Fragmentation is also an issue. Previously, all rates were published by a single authority (the Intercontinental Exchange) but the proposed reform will see the introduction of more domestic regimes, predominantly administered by central banks and likely staggered over a period of time. Harmonisation and consistency of approach will be challenging, given the scale of change across market participants, regulatory bodies and governing trade associations.

Some market participants believe Libor reform is impacting other regulatory initiatives, such as the fundamental review of the trading book (FRTB). There is a risk that some of these risk-free rates (RFR) contracts become treated as non-modellable under current FRTB rules or that – depending on adoption timelines – Ibor contracts end up being treated as non-modellable. Either way, this would lead to a capital charge add-on or use of the standardised approach under FRTB, which leads to more capital requirements for banks.

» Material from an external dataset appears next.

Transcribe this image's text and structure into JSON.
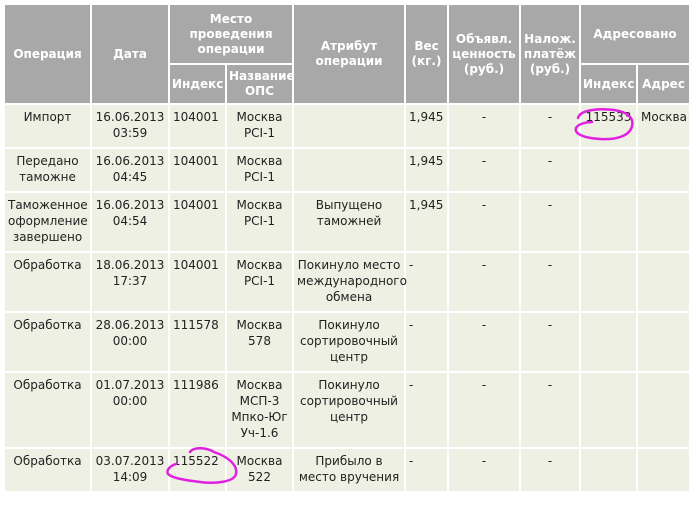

Then there is the issue of liquidity – regulators will want to get RFR products up and running so as to create sufficient market liquidity. At the outset, central banks will only be publishing a reference overnight rate and there is uncertainty around the term structures or yield curves in these new rates. Bank risk management and valuation engines rely on term structures to build curves.

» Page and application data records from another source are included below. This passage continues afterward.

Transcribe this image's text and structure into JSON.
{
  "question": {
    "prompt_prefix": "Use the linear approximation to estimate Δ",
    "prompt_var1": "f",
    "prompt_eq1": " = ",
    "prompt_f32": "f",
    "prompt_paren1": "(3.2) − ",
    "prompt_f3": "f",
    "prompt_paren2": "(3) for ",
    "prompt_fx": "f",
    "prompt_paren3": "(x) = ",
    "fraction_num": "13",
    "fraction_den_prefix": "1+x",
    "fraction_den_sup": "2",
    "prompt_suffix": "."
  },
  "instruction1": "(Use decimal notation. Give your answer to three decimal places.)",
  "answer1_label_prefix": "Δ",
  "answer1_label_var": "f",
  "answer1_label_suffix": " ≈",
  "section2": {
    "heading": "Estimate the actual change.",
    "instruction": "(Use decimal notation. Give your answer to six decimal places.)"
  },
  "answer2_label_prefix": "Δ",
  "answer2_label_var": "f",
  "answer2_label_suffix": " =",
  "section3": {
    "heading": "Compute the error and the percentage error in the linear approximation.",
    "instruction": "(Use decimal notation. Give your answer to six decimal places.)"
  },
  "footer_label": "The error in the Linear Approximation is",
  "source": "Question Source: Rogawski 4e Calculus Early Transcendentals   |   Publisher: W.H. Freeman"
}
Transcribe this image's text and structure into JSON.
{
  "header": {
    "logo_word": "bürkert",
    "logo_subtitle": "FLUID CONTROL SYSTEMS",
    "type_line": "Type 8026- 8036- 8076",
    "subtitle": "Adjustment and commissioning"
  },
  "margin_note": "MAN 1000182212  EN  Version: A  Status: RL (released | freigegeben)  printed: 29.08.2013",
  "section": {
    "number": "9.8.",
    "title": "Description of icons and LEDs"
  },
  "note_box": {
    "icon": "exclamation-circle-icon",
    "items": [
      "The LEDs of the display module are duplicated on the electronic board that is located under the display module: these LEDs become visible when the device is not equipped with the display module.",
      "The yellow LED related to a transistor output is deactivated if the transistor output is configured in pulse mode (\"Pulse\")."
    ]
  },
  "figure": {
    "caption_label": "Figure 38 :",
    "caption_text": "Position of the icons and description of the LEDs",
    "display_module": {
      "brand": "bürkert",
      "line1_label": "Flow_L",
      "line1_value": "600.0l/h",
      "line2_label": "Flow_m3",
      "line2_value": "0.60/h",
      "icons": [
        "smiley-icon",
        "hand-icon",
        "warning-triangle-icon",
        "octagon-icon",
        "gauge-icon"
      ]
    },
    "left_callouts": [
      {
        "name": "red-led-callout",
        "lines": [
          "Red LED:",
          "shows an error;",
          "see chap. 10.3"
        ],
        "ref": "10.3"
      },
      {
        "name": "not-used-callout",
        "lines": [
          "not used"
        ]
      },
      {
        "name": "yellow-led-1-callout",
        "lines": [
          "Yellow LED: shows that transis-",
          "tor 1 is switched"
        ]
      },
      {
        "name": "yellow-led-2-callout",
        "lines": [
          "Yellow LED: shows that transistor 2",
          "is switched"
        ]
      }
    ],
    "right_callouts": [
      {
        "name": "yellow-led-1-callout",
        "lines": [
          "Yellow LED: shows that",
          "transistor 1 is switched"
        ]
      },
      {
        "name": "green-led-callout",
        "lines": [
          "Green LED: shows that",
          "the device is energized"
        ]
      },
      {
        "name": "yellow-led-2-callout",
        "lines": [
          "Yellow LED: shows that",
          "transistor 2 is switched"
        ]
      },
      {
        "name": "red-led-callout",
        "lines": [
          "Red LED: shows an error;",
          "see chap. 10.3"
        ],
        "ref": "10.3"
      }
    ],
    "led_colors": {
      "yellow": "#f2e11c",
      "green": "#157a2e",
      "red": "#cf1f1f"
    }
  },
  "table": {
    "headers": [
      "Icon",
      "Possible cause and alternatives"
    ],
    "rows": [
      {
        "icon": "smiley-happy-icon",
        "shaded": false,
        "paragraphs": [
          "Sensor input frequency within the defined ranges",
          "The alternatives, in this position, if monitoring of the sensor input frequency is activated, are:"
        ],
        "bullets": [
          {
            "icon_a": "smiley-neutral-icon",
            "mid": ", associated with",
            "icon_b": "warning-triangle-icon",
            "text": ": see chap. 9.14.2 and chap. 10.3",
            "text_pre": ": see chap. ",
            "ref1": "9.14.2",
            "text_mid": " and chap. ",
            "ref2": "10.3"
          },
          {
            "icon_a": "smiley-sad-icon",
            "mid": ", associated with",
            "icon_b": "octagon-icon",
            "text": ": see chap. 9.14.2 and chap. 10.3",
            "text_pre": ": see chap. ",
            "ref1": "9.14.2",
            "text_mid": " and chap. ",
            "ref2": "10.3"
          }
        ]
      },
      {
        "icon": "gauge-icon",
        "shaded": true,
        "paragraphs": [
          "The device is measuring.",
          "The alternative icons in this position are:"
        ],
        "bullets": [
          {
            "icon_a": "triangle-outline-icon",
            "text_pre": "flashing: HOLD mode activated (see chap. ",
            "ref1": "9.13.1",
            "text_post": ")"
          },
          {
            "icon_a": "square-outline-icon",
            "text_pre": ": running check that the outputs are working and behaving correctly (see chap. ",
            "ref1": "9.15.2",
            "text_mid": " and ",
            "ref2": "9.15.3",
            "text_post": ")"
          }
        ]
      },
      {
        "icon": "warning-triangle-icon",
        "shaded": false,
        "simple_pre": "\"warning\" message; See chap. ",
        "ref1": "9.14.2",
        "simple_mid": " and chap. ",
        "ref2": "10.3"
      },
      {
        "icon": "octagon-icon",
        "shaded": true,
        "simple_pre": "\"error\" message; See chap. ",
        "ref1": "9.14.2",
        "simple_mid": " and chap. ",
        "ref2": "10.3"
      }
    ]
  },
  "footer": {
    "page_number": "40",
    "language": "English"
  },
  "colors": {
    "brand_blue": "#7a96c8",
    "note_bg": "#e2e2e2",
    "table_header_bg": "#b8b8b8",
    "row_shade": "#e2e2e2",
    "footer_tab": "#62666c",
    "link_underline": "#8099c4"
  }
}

The new rates will be calculated differently from Libor and are truly riskless in contrast to Libor, which carries an inherent credit risk to the quoting bank. As such, there is a small basis difference between the two rates and so the risk profile and value-at-risk (VAR) of portfolios will change on repapering.

The absence of historic rates or correlation data for the new RFRs raises questions as yet unanswered regarding how to price options or calculate VAR in these products. In addition, there is a question over RFRs as part of standard initial margin model calculations, which also requires historic data for calculating initial margin on uncleared over-the-counter positions.

Where from here?

Most firms will have established central Libor reform programmes. Where applicable, jurisdictional business and function owners must be plugged into these internal change groups so they have the requisite visibility and awareness of the topic. Business units should undertake their own system and model impact assessments to understand the full functional and economic implications of reform.

Industry RFR working groups will continue to play a pivotal role in achieving the objective of a market led transition to Sonia by the end of 2021. Working groups, and any technical sub forums, will provide the requisite transparency, direction and decision making on this initiative.

A Speakers’ Corner is an area where open-air public speaking, debate and discussion are allowed. The original and most noted is in the north-east of Hyde Park in London